◆ Your task ◆
Read the lines below. Copy out any that hold the string "Czerwca".

◆ Input data ◆
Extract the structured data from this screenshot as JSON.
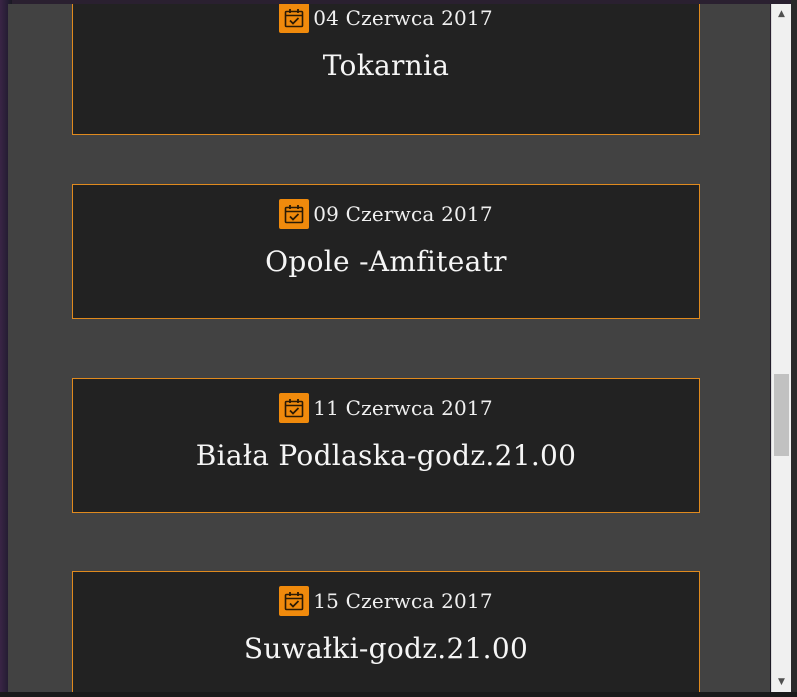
{
  "events": [
    {
      "date": "04 Czerwca 2017",
      "title": "Tokarnia"
    },
    {
      "date": "09 Czerwca 2017",
      "title": "Opole -Amfiteatr"
    },
    {
      "date": "11 Czerwca 2017",
      "title": "Biała Podlaska-godz.21.00"
    },
    {
      "date": "15 Czerwca 2017",
      "title": "Suwałki-godz.21.00"
    }
  ],
  "icons": {
    "calendar": "calendar-check-icon",
    "scroll_up": "scroll-up-arrow",
    "scroll_down": "scroll-down-arrow"
  },
  "colors": {
    "accent": "#f08a0c",
    "card_border": "#e08a1e",
    "card_bg": "#222222",
    "modal_bg": "#424242"
  },
  "scroll": {
    "position_fraction": 0.56
  }
}
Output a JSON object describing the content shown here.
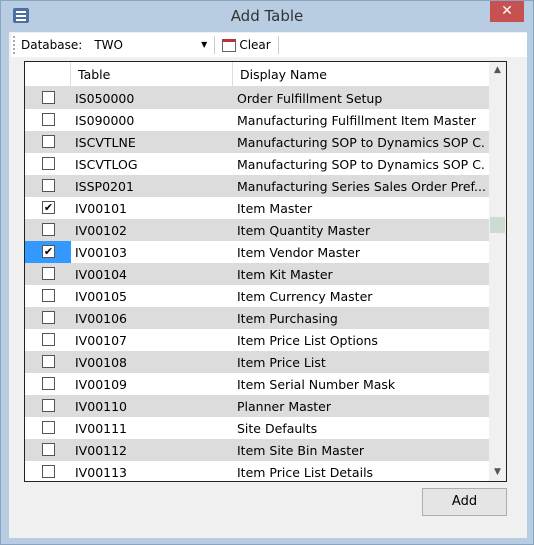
{
  "window": {
    "title": "Add Table",
    "close_label": "✕"
  },
  "toolbar": {
    "database_label": "Database:",
    "database_value": "TWO",
    "clear_label": "Clear"
  },
  "grid": {
    "columns": [
      "Table",
      "Display Name"
    ],
    "rows": [
      {
        "checked": false,
        "table": "IS050000",
        "name": "Order Fulfillment Setup"
      },
      {
        "checked": false,
        "table": "IS090000",
        "name": "Manufacturing Fulfillment Item Master"
      },
      {
        "checked": false,
        "table": "ISCVTLNE",
        "name": "Manufacturing SOP to Dynamics SOP C..."
      },
      {
        "checked": false,
        "table": "ISCVTLOG",
        "name": "Manufacturing SOP to Dynamics SOP C..."
      },
      {
        "checked": false,
        "table": "ISSP0201",
        "name": "Manufacturing Series Sales Order Pref..."
      },
      {
        "checked": true,
        "table": "IV00101",
        "name": "Item Master"
      },
      {
        "checked": false,
        "table": "IV00102",
        "name": "Item Quantity Master"
      },
      {
        "checked": true,
        "table": "IV00103",
        "name": "Item Vendor Master",
        "selected": true
      },
      {
        "checked": false,
        "table": "IV00104",
        "name": "Item Kit Master"
      },
      {
        "checked": false,
        "table": "IV00105",
        "name": "Item Currency Master"
      },
      {
        "checked": false,
        "table": "IV00106",
        "name": "Item Purchasing"
      },
      {
        "checked": false,
        "table": "IV00107",
        "name": "Item Price List Options"
      },
      {
        "checked": false,
        "table": "IV00108",
        "name": "Item Price List"
      },
      {
        "checked": false,
        "table": "IV00109",
        "name": "Item Serial Number Mask"
      },
      {
        "checked": false,
        "table": "IV00110",
        "name": "Planner Master"
      },
      {
        "checked": false,
        "table": "IV00111",
        "name": "Site Defaults"
      },
      {
        "checked": false,
        "table": "IV00112",
        "name": "Item Site Bin Master"
      },
      {
        "checked": false,
        "table": "IV00113",
        "name": "Item Price List Details"
      }
    ]
  },
  "footer": {
    "add_label": "Add"
  }
}
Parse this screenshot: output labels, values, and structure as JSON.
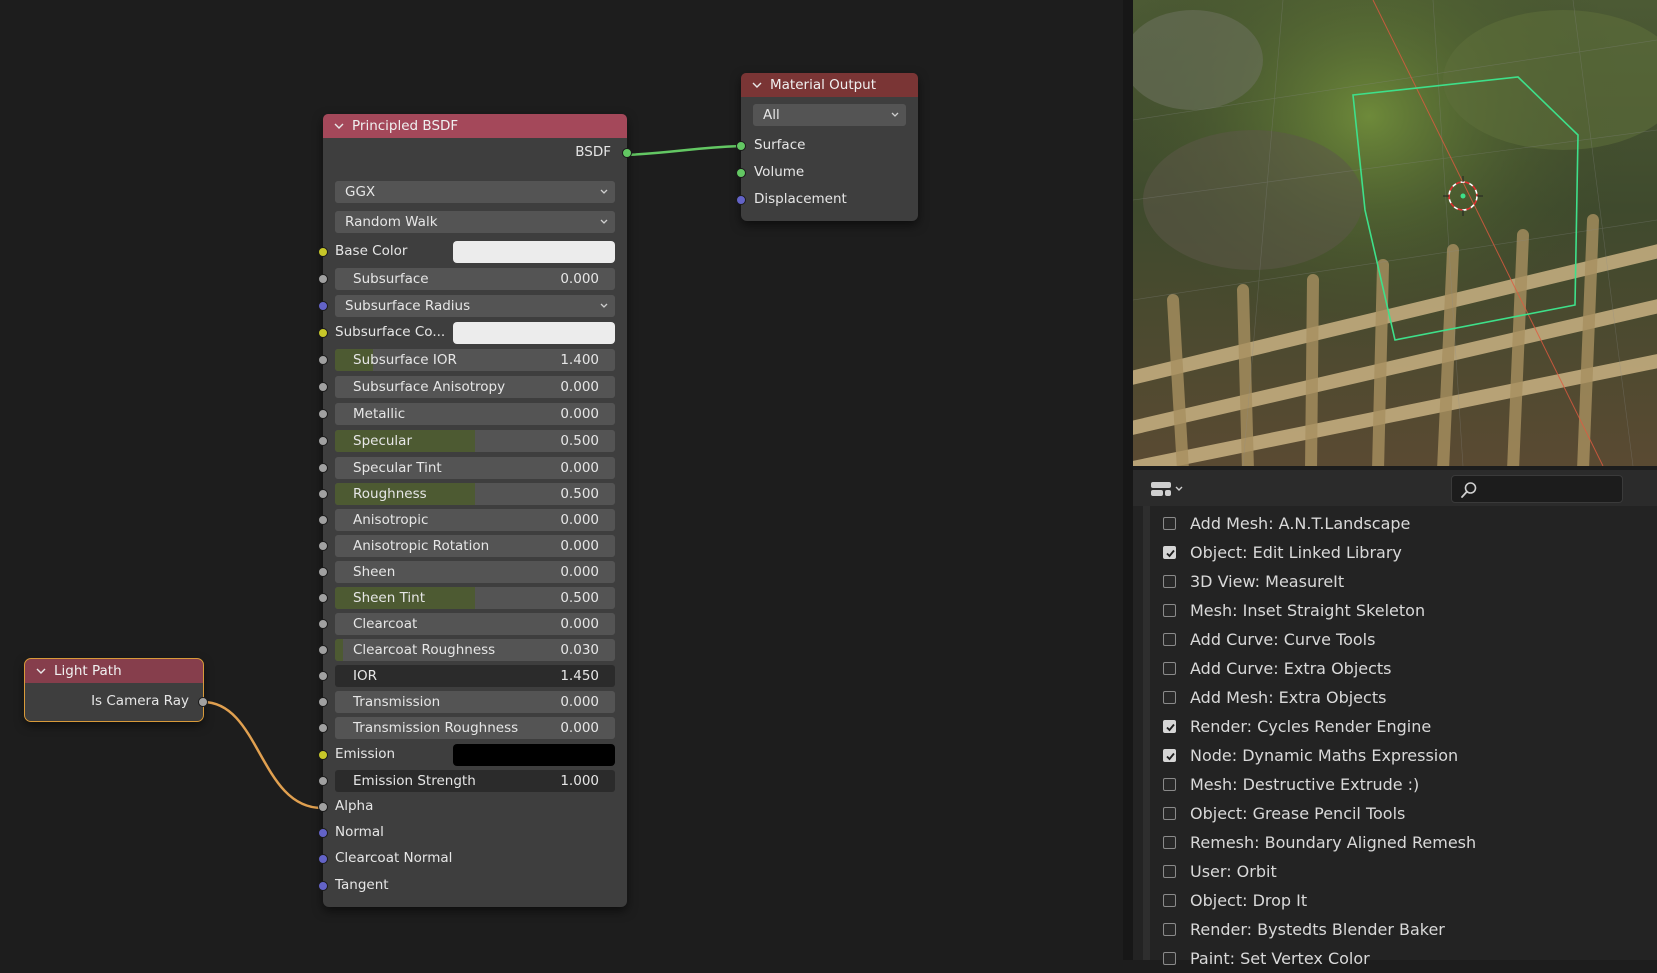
{
  "nodes": {
    "principled": {
      "title": "Principled BSDF",
      "output_label": "BSDF",
      "distribution": "GGX",
      "subsurface_method": "Random Walk",
      "inputs": {
        "base_color": "Base Color",
        "subsurface": {
          "label": "Subsurface",
          "value": "0.000"
        },
        "subsurface_radius": "Subsurface Radius",
        "subsurface_color": "Subsurface Co...",
        "subsurface_ior": {
          "label": "Subsurface IOR",
          "value": "1.400"
        },
        "subsurface_anisotropy": {
          "label": "Subsurface Anisotropy",
          "value": "0.000"
        },
        "metallic": {
          "label": "Metallic",
          "value": "0.000"
        },
        "specular": {
          "label": "Specular",
          "value": "0.500"
        },
        "specular_tint": {
          "label": "Specular Tint",
          "value": "0.000"
        },
        "roughness": {
          "label": "Roughness",
          "value": "0.500"
        },
        "anisotropic": {
          "label": "Anisotropic",
          "value": "0.000"
        },
        "anisotropic_rotation": {
          "label": "Anisotropic Rotation",
          "value": "0.000"
        },
        "sheen": {
          "label": "Sheen",
          "value": "0.000"
        },
        "sheen_tint": {
          "label": "Sheen Tint",
          "value": "0.500"
        },
        "clearcoat": {
          "label": "Clearcoat",
          "value": "0.000"
        },
        "clearcoat_roughness": {
          "label": "Clearcoat Roughness",
          "value": "0.030"
        },
        "ior": {
          "label": "IOR",
          "value": "1.450"
        },
        "transmission": {
          "label": "Transmission",
          "value": "0.000"
        },
        "transmission_roughness": {
          "label": "Transmission Roughness",
          "value": "0.000"
        },
        "emission": "Emission",
        "emission_strength": {
          "label": "Emission Strength",
          "value": "1.000"
        },
        "alpha": "Alpha",
        "normal": "Normal",
        "clearcoat_normal": "Clearcoat Normal",
        "tangent": "Tangent"
      },
      "colors": {
        "base_color": "#ececec",
        "subsurface_color": "#ececec",
        "emission": "#000000"
      }
    },
    "material_output": {
      "title": "Material Output",
      "target": "All",
      "surface": "Surface",
      "volume": "Volume",
      "displacement": "Displacement"
    },
    "light_path": {
      "title": "Light Path",
      "output": "Is Camera Ray"
    }
  },
  "addons": {
    "search_placeholder": "",
    "items": [
      {
        "name": "Add Mesh: A.N.T.Landscape",
        "enabled": false
      },
      {
        "name": "Object: Edit Linked Library",
        "enabled": true
      },
      {
        "name": "3D View: MeasureIt",
        "enabled": false
      },
      {
        "name": "Mesh: Inset Straight Skeleton",
        "enabled": false
      },
      {
        "name": "Add Curve: Curve Tools",
        "enabled": false
      },
      {
        "name": "Add Curve: Extra Objects",
        "enabled": false
      },
      {
        "name": "Add Mesh: Extra Objects",
        "enabled": false
      },
      {
        "name": "Render: Cycles Render Engine",
        "enabled": true
      },
      {
        "name": "Node: Dynamic Maths Expression",
        "enabled": true
      },
      {
        "name": "Mesh: Destructive Extrude :)",
        "enabled": false
      },
      {
        "name": "Object: Grease Pencil Tools",
        "enabled": false
      },
      {
        "name": "Remesh: Boundary Aligned Remesh",
        "enabled": false
      },
      {
        "name": "User: Orbit",
        "enabled": false
      },
      {
        "name": "Object: Drop It",
        "enabled": false
      },
      {
        "name": "Render: Bystedts Blender Baker",
        "enabled": false
      },
      {
        "name": "Paint: Set Vertex Color",
        "enabled": false
      }
    ]
  },
  "icons": {
    "collapse": "chevron-down-icon",
    "search": "search-icon",
    "editor_type": "editor-type-icon",
    "checkbox": "checkmark-icon"
  },
  "theme": {
    "shader_header": "#a4485a",
    "output_header": "#7a3535",
    "link_green": "#63c763",
    "link_orange": "#e0a050"
  }
}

◆ Result below ◆
      "date": "04 Czerwca 2017",
      "date": "09 Czerwca 2017",
      "date": "11 Czerwca 2017",
      "date": "15 Czerwca 2017",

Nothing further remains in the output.